One poem, "Election Day," explicitly claims this very purpose:
She will sit and stare at charts on CNN.
(But aren't we redeemed by what they cannot show?
The struggle in each restless heart to know
The terms on which the nation's fate depends.)
Another poem, "In the Present and Probable Future," seems to legitimize itself by questioning the limitations of news-like pursuits: "What does it mean to have a point of view? What does it mean / to have a notable achievement? To succeed in representing the nuances / of a determinate activity?"
The medium of the poem is a useful hook for us, because the game-poem relationship has been somewhat established. I Wish I Were the Moon, for example, is a short poetic game that uses interactive audio-visuals and hidden endings in an attempt to speak to the human condition (as opposed to any specific truth or piece of information). In fact, the game is even inspired by writer and storyteller Italo Calvino.
What would a more journalistic game-poem look like?
One existing example that immediately comes to mind is Gonzalo Frasca's Madrid, a simple flashgame in which the player lights candles to memorialize the 2004 train bombings in Spain. Rather than tell us about the bombings, Madrid tries to get us to empathize with the victims.
Miguel Sicart, in his paper "Newsgames: Theory and Design," argues that Madrid is deserving of the newsgame label precisely because it attempts to "serve rather than steer." That is to say, Madrid presents "a conceptual interpretation of an event that can intervene, and potentially enhance the public debate, without steering the argumentation."
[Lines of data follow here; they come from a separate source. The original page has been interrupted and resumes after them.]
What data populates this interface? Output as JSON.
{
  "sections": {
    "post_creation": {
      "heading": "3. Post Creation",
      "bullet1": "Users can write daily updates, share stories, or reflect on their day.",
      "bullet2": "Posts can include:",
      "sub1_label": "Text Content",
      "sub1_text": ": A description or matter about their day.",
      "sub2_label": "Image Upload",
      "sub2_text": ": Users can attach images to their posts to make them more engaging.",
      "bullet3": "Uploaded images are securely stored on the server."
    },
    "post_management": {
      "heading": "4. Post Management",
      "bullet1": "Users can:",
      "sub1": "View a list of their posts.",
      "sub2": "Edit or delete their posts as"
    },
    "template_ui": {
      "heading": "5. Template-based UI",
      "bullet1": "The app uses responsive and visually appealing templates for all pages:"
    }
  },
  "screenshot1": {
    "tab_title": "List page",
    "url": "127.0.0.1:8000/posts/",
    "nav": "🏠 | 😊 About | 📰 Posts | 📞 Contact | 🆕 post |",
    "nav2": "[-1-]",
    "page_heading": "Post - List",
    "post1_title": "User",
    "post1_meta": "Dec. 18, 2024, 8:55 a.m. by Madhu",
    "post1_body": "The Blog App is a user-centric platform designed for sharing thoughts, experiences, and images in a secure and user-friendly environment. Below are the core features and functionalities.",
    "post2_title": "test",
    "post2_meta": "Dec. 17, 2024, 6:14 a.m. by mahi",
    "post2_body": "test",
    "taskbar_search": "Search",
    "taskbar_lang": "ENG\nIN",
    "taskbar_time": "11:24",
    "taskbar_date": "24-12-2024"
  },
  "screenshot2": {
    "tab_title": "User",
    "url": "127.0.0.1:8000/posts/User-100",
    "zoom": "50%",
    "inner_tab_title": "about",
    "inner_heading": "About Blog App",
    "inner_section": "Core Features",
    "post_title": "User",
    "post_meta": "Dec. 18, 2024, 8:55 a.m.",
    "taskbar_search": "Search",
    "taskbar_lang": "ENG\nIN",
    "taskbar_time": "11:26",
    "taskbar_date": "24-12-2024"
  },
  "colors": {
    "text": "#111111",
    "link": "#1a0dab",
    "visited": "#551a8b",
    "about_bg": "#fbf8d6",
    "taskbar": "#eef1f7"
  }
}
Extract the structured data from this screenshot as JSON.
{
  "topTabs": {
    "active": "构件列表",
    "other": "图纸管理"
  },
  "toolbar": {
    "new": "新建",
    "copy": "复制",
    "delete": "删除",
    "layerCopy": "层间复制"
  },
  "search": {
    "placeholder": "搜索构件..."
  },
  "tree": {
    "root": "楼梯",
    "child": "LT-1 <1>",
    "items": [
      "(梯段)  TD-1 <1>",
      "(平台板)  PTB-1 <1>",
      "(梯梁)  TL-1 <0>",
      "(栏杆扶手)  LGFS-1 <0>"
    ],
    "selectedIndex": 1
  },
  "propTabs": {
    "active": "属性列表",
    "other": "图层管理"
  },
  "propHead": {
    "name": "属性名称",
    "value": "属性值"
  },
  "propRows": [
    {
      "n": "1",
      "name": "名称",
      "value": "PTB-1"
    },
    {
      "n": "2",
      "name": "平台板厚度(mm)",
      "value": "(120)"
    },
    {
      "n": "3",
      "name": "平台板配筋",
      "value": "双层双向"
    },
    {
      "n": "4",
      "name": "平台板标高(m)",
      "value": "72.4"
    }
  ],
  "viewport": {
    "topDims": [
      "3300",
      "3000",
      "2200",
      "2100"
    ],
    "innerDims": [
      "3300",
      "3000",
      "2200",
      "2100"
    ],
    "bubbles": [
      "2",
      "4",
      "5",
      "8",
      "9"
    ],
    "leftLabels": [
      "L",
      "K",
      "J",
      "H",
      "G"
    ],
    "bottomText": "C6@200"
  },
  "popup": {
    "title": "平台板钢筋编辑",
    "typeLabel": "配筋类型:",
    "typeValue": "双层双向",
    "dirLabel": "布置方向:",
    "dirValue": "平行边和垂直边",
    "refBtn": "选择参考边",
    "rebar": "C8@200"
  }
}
In short, the interactive, audiovisual nature of the game-poem might be uniquely suited to conveying the so-called spirit of the times.
Reflecting on more recent events, I can't help but notice how the news media has struggled to adequately capture all the emotions surrounding Barack Obama's historic election. How can we comprehend the gravity of a moment that we happen to be living in? The interviews, documentaries, photographs, and video footage certainly help. We might also imagine a game that follows the civil rights movement up to the present day, or a game depicting the spontaneous street celebrations and widespread joy that swept American cities on Tuesday night, or even a game about how Obama might be destined to disappoint expectations.
Just this week, New York Times columnist Roger Cohen ended his post-election piece "Perfecting the Union" by citing a short poem, to powerful effect:
Rosa Parks sat in 1955. Martin Luther King walked in 1963. Barack Obama ran in 2008. That our children might fly.
Perhaps one day in the future, a New York Times columnist will accent their point with a short game. Stranger things have happened.
Check out this New York Times election day photo commentary by Bill Cunningham, complete with voiceover commentary.